> Dataset excerpts

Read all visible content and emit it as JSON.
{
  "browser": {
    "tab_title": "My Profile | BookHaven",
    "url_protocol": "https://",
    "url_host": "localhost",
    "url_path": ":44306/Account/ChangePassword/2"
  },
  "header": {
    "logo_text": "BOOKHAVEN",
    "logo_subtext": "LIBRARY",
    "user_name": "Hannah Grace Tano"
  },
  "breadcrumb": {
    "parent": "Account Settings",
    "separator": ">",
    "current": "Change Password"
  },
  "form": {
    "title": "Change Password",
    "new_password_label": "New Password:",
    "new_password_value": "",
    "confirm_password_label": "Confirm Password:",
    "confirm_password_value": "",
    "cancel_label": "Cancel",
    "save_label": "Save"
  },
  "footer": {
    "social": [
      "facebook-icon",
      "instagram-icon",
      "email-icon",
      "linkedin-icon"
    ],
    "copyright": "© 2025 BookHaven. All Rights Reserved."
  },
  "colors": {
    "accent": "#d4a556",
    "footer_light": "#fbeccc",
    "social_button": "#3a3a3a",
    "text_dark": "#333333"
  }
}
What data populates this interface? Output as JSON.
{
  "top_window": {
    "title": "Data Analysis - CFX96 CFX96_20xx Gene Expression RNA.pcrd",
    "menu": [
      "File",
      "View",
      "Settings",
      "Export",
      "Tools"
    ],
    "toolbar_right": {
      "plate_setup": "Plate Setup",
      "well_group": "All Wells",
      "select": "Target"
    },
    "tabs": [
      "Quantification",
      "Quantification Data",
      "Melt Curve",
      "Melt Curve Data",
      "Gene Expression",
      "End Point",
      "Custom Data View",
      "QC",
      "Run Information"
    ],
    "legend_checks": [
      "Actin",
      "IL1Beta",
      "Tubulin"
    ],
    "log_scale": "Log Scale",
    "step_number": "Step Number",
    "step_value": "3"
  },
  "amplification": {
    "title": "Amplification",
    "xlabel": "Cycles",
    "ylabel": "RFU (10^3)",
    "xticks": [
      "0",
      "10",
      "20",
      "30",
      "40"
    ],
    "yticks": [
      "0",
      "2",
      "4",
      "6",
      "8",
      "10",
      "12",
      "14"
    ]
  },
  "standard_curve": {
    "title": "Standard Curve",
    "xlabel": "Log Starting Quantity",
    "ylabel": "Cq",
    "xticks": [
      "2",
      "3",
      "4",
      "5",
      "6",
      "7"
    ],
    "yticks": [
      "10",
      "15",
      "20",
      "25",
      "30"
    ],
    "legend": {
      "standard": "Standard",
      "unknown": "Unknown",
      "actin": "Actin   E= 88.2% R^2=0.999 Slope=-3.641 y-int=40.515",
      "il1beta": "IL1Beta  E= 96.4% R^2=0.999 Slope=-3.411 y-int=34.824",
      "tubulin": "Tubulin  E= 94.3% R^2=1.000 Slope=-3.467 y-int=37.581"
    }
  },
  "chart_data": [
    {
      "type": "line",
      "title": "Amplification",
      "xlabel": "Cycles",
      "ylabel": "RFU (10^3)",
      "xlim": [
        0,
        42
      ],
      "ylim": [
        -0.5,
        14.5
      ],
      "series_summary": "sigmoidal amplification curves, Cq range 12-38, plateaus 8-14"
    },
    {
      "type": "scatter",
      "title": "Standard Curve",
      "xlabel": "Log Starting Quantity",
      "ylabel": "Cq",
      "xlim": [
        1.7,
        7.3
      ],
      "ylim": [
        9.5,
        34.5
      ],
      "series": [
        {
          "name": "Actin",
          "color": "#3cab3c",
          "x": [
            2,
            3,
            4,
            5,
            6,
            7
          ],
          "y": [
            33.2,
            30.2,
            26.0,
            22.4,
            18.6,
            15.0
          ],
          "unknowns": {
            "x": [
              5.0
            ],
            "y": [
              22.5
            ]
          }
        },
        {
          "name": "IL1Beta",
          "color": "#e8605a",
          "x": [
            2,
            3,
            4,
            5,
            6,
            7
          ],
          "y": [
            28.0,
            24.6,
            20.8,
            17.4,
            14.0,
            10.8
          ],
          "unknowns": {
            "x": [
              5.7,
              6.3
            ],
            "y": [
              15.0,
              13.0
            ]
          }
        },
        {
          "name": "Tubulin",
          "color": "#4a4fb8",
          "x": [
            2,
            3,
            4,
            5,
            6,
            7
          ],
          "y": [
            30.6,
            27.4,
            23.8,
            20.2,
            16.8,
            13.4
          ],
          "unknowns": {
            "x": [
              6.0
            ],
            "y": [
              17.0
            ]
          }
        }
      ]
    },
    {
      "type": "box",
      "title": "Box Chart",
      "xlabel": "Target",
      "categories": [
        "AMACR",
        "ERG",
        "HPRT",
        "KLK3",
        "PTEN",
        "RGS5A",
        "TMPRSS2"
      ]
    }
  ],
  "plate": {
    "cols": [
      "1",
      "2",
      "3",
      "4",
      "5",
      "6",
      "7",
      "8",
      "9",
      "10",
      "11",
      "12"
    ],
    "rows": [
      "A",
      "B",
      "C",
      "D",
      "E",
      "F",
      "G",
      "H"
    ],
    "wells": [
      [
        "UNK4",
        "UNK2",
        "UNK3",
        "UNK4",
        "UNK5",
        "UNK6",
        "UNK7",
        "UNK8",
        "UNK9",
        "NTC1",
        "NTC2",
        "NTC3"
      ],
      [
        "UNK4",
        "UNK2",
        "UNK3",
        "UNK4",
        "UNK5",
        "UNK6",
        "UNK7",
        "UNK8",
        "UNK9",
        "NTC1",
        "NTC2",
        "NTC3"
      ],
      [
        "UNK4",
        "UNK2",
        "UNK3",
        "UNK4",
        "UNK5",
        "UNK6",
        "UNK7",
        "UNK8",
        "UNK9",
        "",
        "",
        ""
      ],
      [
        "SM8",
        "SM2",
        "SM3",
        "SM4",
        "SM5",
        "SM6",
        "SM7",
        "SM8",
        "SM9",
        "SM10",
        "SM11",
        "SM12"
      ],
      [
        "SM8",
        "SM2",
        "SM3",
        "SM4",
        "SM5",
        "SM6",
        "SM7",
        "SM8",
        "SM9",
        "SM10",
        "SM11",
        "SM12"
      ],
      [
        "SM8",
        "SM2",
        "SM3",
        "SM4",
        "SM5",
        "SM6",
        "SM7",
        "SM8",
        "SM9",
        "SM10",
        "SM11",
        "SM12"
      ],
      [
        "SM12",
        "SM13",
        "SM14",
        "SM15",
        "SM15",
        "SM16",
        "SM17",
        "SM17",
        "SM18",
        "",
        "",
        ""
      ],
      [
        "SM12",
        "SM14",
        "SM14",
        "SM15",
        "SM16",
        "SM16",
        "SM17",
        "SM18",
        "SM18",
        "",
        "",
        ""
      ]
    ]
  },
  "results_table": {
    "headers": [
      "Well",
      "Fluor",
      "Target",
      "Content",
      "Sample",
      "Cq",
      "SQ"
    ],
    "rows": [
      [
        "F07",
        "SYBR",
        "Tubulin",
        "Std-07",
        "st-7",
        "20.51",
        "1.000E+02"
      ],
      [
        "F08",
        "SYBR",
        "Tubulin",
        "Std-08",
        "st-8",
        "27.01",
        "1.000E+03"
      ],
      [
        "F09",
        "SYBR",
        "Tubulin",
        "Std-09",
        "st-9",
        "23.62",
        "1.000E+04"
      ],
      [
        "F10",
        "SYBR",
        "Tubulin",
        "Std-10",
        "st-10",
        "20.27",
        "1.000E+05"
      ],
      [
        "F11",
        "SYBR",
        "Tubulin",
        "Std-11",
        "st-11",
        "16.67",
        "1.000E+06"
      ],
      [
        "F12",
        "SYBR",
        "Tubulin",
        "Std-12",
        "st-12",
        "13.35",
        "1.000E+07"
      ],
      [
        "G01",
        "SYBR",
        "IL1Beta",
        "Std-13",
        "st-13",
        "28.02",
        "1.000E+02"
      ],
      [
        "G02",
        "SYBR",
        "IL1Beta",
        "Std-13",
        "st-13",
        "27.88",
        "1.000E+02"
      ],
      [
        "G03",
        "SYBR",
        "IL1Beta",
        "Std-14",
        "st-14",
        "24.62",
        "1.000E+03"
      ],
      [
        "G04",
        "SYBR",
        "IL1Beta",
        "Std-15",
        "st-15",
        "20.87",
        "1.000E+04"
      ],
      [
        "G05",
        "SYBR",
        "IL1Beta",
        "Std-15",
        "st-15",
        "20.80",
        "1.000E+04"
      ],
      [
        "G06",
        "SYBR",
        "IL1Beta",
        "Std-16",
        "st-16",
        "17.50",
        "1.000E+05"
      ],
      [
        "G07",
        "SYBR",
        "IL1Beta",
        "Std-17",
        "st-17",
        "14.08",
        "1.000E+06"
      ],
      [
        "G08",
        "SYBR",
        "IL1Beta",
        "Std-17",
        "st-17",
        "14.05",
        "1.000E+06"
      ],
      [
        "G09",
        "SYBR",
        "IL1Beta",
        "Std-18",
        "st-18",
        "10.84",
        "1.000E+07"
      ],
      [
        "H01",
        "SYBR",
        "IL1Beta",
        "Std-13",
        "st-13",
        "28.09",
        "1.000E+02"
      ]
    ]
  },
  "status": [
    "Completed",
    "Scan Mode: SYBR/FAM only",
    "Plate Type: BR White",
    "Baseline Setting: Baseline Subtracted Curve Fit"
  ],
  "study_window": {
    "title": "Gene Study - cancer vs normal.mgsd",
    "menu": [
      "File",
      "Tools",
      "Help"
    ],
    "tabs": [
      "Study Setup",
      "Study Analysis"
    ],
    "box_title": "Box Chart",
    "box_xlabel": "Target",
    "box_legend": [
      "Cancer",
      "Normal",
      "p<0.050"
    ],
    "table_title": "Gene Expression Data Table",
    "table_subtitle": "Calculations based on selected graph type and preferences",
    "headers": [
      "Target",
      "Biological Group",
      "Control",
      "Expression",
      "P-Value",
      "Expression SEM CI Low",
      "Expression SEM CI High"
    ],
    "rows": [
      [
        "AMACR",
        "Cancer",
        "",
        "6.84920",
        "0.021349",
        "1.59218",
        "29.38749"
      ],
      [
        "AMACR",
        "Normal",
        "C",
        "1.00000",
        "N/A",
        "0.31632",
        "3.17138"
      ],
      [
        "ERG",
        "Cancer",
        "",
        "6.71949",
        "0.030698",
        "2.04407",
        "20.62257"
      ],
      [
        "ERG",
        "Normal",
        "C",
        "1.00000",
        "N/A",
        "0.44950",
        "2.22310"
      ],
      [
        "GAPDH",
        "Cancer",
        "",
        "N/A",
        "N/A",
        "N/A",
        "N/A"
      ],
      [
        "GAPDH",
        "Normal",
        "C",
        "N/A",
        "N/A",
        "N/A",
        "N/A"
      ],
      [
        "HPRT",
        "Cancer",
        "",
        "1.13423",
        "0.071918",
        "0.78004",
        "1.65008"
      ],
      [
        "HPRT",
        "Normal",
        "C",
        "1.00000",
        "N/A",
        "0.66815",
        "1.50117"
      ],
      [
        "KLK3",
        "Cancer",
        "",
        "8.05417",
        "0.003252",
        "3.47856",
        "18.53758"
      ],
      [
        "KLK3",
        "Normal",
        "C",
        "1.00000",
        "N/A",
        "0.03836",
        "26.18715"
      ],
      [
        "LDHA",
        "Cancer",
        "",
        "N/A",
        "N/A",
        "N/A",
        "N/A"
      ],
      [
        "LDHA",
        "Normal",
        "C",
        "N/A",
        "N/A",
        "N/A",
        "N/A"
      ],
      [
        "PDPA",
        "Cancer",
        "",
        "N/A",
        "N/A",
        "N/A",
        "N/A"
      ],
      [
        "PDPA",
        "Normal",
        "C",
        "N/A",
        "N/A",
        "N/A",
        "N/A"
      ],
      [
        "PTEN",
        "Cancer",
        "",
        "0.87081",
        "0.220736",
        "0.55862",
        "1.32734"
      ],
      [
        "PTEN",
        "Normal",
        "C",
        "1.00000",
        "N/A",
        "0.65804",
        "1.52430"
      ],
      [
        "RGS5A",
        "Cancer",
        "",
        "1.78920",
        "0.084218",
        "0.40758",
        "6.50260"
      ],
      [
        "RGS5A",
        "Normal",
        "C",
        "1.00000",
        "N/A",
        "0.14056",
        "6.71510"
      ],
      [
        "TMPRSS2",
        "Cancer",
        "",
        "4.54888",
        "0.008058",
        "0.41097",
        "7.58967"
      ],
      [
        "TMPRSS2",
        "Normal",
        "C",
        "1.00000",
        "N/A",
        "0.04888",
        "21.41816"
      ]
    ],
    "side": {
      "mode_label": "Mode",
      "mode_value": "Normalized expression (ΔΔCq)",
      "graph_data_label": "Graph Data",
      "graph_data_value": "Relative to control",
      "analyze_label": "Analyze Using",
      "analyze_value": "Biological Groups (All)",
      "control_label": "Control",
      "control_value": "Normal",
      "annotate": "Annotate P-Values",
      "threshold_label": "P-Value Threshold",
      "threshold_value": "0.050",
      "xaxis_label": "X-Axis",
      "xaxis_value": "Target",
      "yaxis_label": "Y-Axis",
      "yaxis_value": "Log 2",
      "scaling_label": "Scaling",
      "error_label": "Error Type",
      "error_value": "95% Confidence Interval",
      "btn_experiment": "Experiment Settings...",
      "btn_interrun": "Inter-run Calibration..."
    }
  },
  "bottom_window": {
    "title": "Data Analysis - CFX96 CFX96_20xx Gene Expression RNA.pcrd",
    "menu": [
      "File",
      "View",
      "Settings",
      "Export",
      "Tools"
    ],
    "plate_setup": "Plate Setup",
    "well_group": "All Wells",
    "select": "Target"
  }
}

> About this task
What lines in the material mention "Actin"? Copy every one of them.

> Exercise response
      "Actin",
      "actin": "Actin   E= 88.2% R^2=0.999 Slope=-3.641 y-int=40.515",
          "name": "Actin",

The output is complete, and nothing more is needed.